▶ Exercise brief: Output every line below as it stands, dropping only the images.

(Element data from apps and pages)
-----
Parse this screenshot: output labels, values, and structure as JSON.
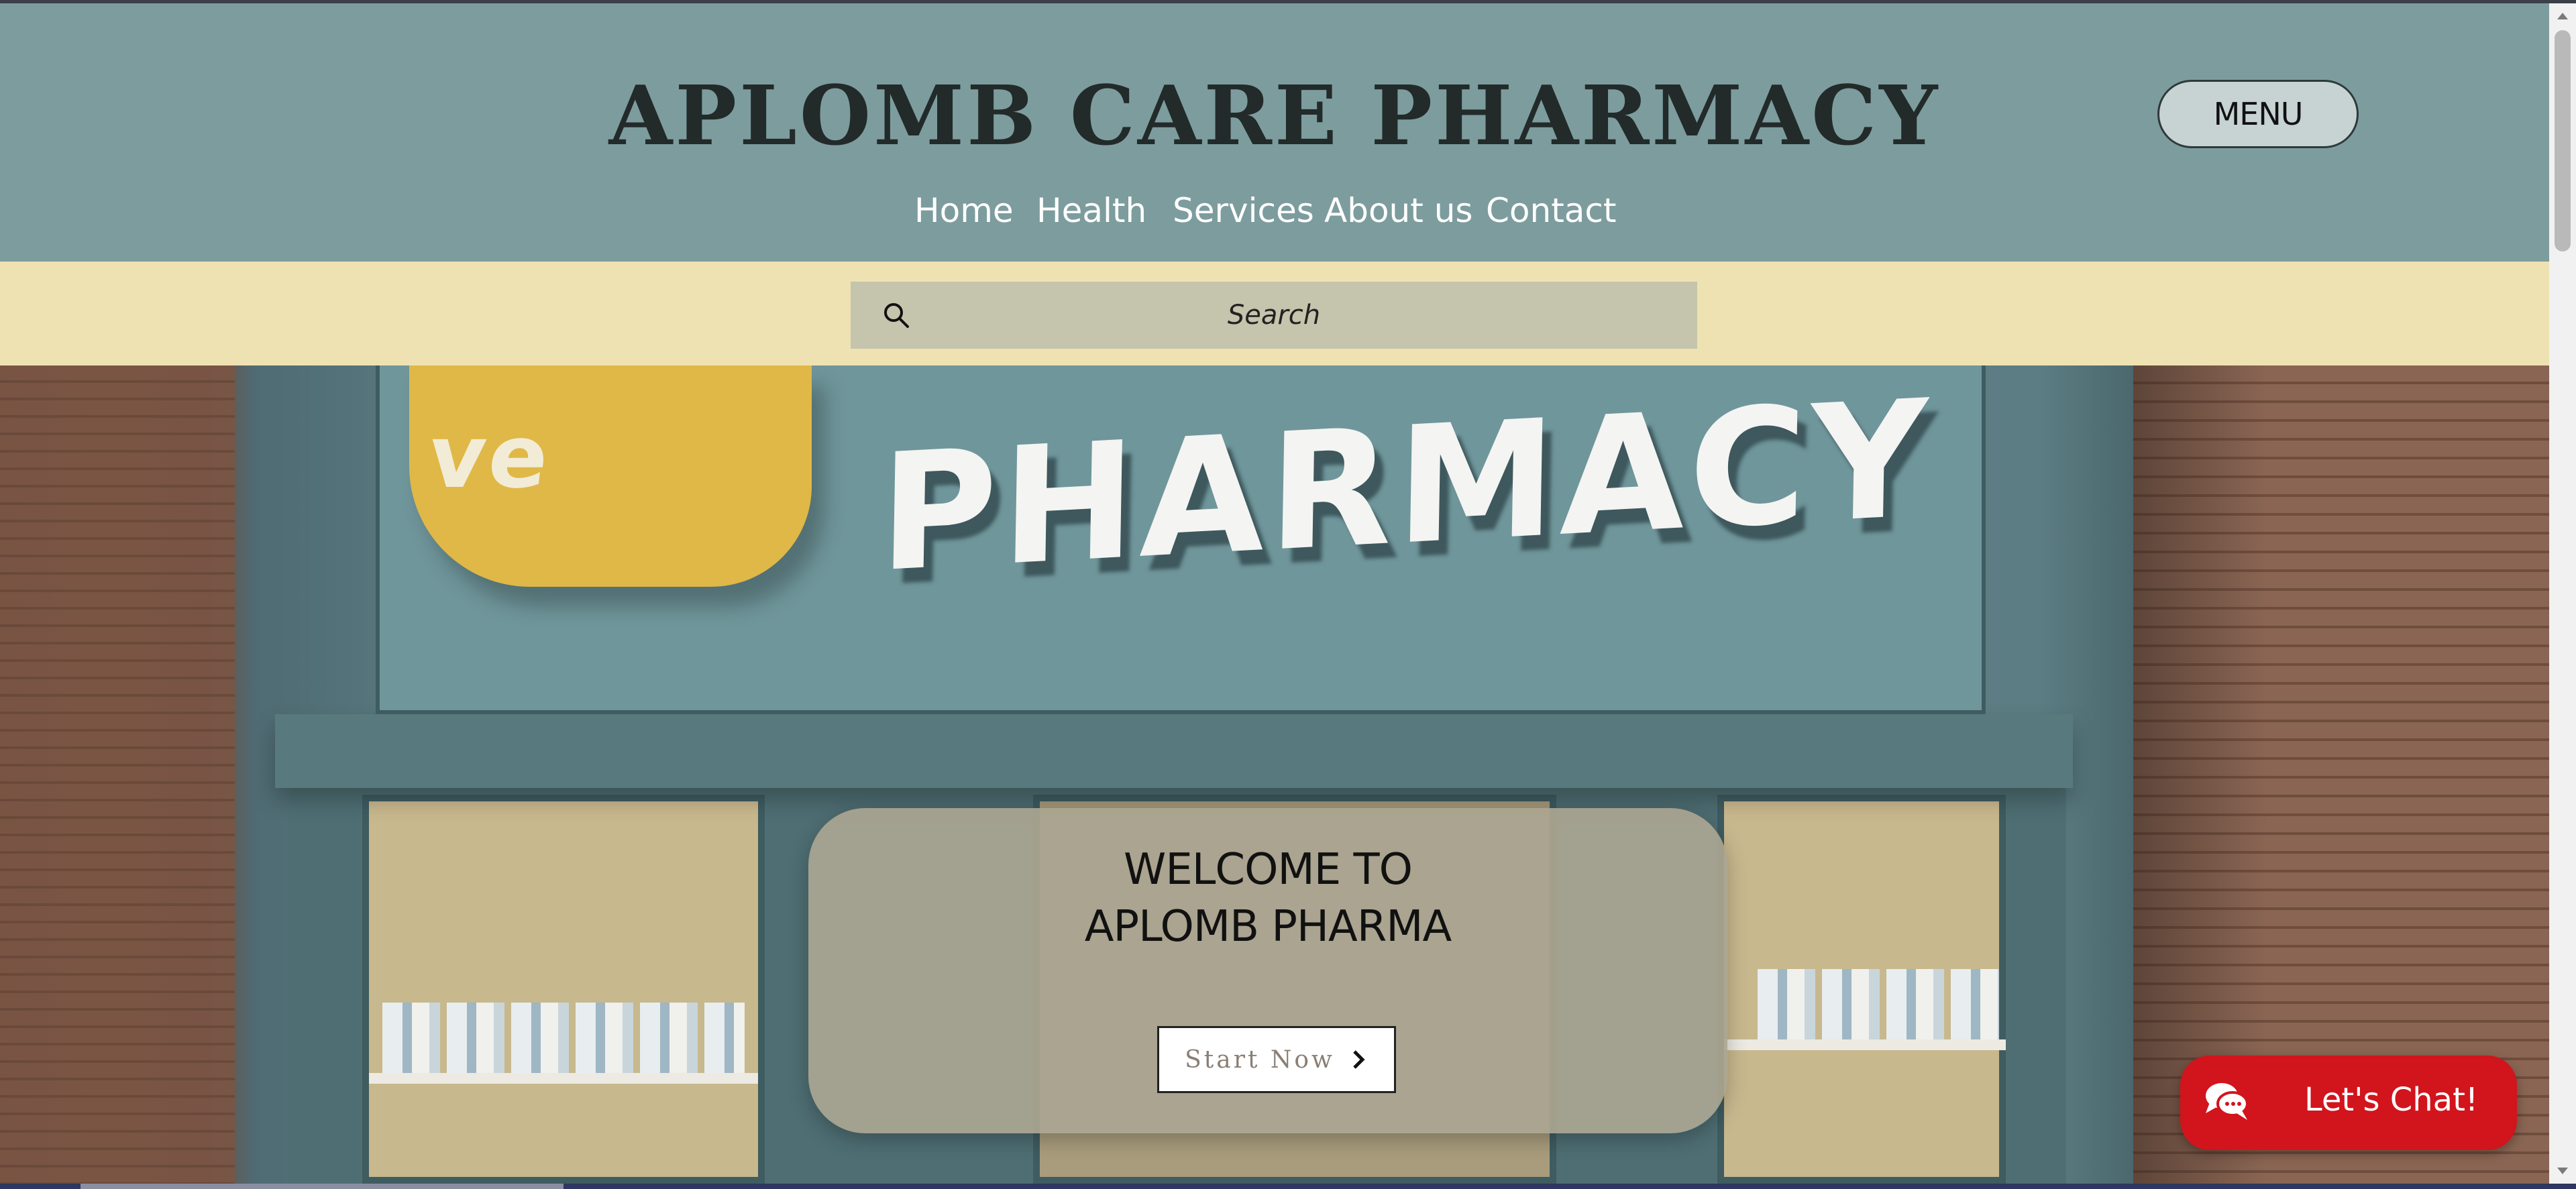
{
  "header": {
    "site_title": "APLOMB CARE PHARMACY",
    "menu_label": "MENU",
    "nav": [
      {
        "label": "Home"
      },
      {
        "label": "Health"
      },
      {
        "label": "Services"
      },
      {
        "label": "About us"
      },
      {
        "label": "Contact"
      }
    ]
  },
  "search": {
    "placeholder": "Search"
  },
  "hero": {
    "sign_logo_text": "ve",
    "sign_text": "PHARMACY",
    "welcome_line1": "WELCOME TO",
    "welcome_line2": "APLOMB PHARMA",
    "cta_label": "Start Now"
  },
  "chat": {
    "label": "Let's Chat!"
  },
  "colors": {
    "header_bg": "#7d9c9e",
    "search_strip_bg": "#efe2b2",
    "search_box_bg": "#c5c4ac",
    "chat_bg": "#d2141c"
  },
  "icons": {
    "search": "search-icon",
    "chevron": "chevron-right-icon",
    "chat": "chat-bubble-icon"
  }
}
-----
▶ Solution to this problem:
Parse this screenshot: output labels, values, and structure as JSON.
{
  "header": {
    "site_title": "APLOMB CARE PHARMACY",
    "menu_label": "MENU",
    "nav": [
      {
        "label": "Home"
      },
      {
        "label": "Health"
      },
      {
        "label": "Services"
      },
      {
        "label": "About us"
      },
      {
        "label": "Contact"
      }
    ]
  },
  "search": {
    "placeholder": "Search"
  },
  "hero": {
    "sign_logo_text": "ve",
    "sign_text": "PHARMACY",
    "welcome_line1": "WELCOME TO",
    "welcome_line2": "APLOMB PHARMA",
    "cta_label": "Start Now"
  },
  "chat": {
    "label": "Let's Chat!"
  },
  "colors": {
    "header_bg": "#7d9c9e",
    "search_strip_bg": "#efe2b2",
    "search_box_bg": "#c5c4ac",
    "chat_bg": "#d2141c"
  },
  "icons": {
    "search": "search-icon",
    "chevron": "chevron-right-icon",
    "chat": "chat-bubble-icon"
  }
}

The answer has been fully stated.